_Action item_
Exactly as written, please repeat the data that follows, but not the pictures.

━━━ Provided data

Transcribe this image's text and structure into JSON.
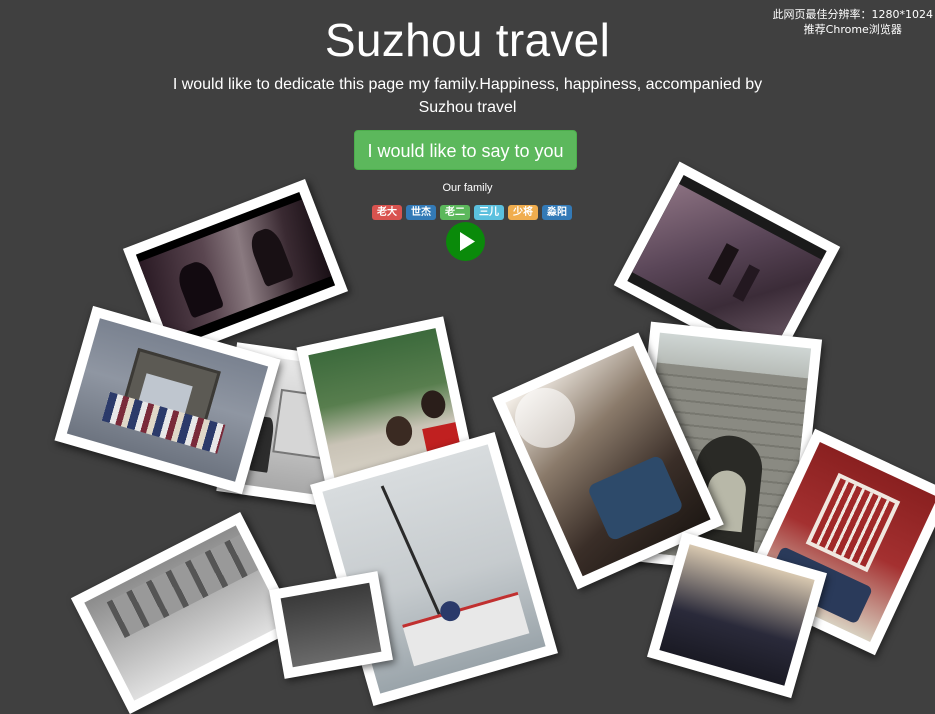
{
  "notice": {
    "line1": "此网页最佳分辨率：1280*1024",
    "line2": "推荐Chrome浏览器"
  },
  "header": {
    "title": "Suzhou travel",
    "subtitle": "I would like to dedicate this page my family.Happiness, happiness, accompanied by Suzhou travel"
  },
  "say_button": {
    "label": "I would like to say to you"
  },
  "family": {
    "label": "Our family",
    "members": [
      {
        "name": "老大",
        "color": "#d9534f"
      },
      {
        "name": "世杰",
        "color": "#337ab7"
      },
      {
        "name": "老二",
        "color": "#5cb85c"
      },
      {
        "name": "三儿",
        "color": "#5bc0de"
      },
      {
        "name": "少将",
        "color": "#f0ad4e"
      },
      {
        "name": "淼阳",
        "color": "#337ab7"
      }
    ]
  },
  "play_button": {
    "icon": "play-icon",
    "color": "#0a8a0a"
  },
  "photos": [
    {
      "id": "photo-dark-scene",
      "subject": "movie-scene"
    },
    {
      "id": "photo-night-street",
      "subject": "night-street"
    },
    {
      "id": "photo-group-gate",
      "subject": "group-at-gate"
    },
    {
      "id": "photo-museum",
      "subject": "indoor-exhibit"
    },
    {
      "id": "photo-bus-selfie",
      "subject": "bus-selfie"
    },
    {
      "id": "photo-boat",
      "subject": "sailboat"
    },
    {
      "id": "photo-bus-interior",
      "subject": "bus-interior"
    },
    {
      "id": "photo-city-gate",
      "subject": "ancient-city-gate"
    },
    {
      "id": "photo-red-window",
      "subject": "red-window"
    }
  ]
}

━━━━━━

_Solution to this problem_
Transcribe this image's text and structure into JSON.
{
  "notice": {
    "line1": "此网页最佳分辨率：1280*1024",
    "line2": "推荐Chrome浏览器"
  },
  "header": {
    "title": "Suzhou travel",
    "subtitle": "I would like to dedicate this page my family.Happiness, happiness, accompanied by Suzhou travel"
  },
  "say_button": {
    "label": "I would like to say to you"
  },
  "family": {
    "label": "Our family",
    "members": [
      {
        "name": "老大",
        "color": "#d9534f"
      },
      {
        "name": "世杰",
        "color": "#337ab7"
      },
      {
        "name": "老二",
        "color": "#5cb85c"
      },
      {
        "name": "三儿",
        "color": "#5bc0de"
      },
      {
        "name": "少将",
        "color": "#f0ad4e"
      },
      {
        "name": "淼阳",
        "color": "#337ab7"
      }
    ]
  },
  "play_button": {
    "icon": "play-icon",
    "color": "#0a8a0a"
  },
  "photos": [
    {
      "id": "photo-dark-scene",
      "subject": "movie-scene"
    },
    {
      "id": "photo-night-street",
      "subject": "night-street"
    },
    {
      "id": "photo-group-gate",
      "subject": "group-at-gate"
    },
    {
      "id": "photo-museum",
      "subject": "indoor-exhibit"
    },
    {
      "id": "photo-bus-selfie",
      "subject": "bus-selfie"
    },
    {
      "id": "photo-boat",
      "subject": "sailboat"
    },
    {
      "id": "photo-bus-interior",
      "subject": "bus-interior"
    },
    {
      "id": "photo-city-gate",
      "subject": "ancient-city-gate"
    },
    {
      "id": "photo-red-window",
      "subject": "red-window"
    }
  ]
}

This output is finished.